Insecticide- (n.) a substance used for killing insects.
Fungicide- (n.) a chemical that destroys fungus
Rodenticide- (n.) a poison used to kill rodents
People get annoyed in the summer when there are bugs always trying to bite us and take our blood. We get all itchy and bathe ourselves in bug spray. Not only do we get annoyed when bugs come to us, but we also get annoyed when they decide to make holes into the fruits and vegetables we plant during the spring and summer. There’s nothing MY dad hates more than choosing a beautiful tomato, turning it around, and realizing that some insect has already had breakfast, lunch, and dinner in that one tomato. If my dad gets annoyed with one tomato, how do farmers feel when their job requires these tomatoes, or whatever crop they have, have become infested with insects? There immediate go-to product is probably a pesticide. If there are insects? insecticide. Fungus? fungicide. Rodent? Rodenticide. Farmers end up spraying their crops with whatever they need to get rid of pests. But, how does that affect us in the long run? There is a chance that WE eat some of that pesticide. “Pesticides are used to control various pests and disease carriers, such as mosquitoes, ticks, rats and mice. Pesticides are used in agriculture to control weeds, insect infestation and diseases.” (Why We Use Pesticides n.d) We’re all probably okay with that, but, have we thought of the consequences it could have? Some pesticides could actually penetrate the skin of fruits to protect the fruit on the inside. We probably have eaten some kind of pesticide. “Pesticides can contaminate soil, water, turf, and other vegetation. In addition to killing insects or weeds, pesticides can be toxic to a host of other organisms including birds, fish, beneficial insects, and non-target plants.” (Aktar, Sengupta and Chowdhury 2009)
The Federal Insecticide, Fungicide and Rodenticide Act (FIFRA) established in 1996 was made to protect human health and the environment. in 1910, the U.S. began to regulate pesticides, and over the years, it was been revised to better help the people and the earth. According to the EPA, “the Federal Insecticide, Fungicide, and Rodenticide Act (FIFRA) provides for federal regulation of pesticide distribution, sale, and use.

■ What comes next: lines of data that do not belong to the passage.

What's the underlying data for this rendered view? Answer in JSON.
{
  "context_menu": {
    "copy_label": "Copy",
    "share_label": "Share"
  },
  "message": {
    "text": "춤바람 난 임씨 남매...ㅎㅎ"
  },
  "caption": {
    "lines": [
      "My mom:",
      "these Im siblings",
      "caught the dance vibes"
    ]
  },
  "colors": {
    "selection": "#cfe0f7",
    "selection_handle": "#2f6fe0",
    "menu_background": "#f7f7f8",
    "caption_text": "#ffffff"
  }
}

All pesticides distributed or sold in the United States must be registered (licensed) by EPA. Before EPA may register a pesticide under FIFRA, the applicant must show, among other things, that using the pesticide according to specifications ‘will not generally cause unreasonable adverse effects on the environment.'” (EPA n.d.) Pesticides are capable of hurting consumers and hurting our soil, FIFRA is controlling which pesticides are good enough to use to protect us.
Aktar, Wasim, Dwaipayan Sengupta, and Ashim Chowdhury. 2009. Impact of pesticides use in agriculture: their benefits and hazards. Mach. Accessed November 10, 2017. https://www.ncbi.nlm.nih.gov/pmc/articles/PMC2984095/.
n.d. EPA. Accessed November 10, 2017. https://www.epa.gov/laws-regulations/summary-federal-insecticide-fungicide-and-rodenticide-act.
n.d. Why We Use Pesticides. Accessed November 10, 2017. https://www.epa.gov/safepestcontrol/why-we-use-pesticides.